Some plants have woody stems. The plant’s woody stem can also be called a trunk, as in “tree truck.” The trunks, or woody stems, of plants grow outward and become wider every year. Each year, the plant’s woody stem, or trunk, increases in thickness and the tip of the plant grows upward toward the sky above them. This means that the plants with the trunks, or woody stems, get taller every year, as well as getting wider every year. Some good examples of plants with woody stems, or trunks, are trees and shrubs. There are also many vines that have woody stems.
Woody stems have bark, which covers the trunk. They also have a food conducting system, called the phloem. Woody stems have tissue that conducts water and minerals.

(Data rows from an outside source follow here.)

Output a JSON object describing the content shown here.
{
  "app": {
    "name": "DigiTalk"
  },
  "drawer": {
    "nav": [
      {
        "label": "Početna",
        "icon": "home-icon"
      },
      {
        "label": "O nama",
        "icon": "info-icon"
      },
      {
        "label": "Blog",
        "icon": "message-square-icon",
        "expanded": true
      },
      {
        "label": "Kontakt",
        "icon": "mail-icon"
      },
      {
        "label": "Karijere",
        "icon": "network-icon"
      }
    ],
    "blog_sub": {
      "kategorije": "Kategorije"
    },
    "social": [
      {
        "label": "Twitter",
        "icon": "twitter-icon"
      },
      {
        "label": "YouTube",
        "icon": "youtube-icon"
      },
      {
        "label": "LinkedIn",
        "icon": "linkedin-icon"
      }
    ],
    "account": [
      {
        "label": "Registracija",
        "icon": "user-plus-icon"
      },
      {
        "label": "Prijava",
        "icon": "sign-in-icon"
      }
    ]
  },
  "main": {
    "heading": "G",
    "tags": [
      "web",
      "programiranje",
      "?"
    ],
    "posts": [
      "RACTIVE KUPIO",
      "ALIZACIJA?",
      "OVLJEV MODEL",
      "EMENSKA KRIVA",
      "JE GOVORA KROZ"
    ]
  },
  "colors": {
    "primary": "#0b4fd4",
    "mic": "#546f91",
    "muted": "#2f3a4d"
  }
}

This water and mineral conducting tissue is called xylem. They also have annual rings, which help in determining the age of the plant. Woody stems, or trunks, also have nonliving wood inside them, called heartwood.
If you have ever been in the woods, then perhaps you have previously come upon a tree trunk that had been cut by a logger. The insides of the severed tree would have been exposed, showing you things such as the tree’s annual rings. If the tree was very wide, then it might have had many annual rings, possibly even over a hundred. That would mean that the tree was over a hundred years old. These severed trees would also have exposed heartwood, which would be found in the center of the rings.
Some plants have non-woody stems. Those plants are called herbaceous plants. Their stems do not have any bark and they are green and supple. Herbaceous plants are similar to plants with woody stems because they have phloem and xylem tissues that transport food and water through the plants. The xylem and phloem tissues are arranged differently within monocot and dicot plants.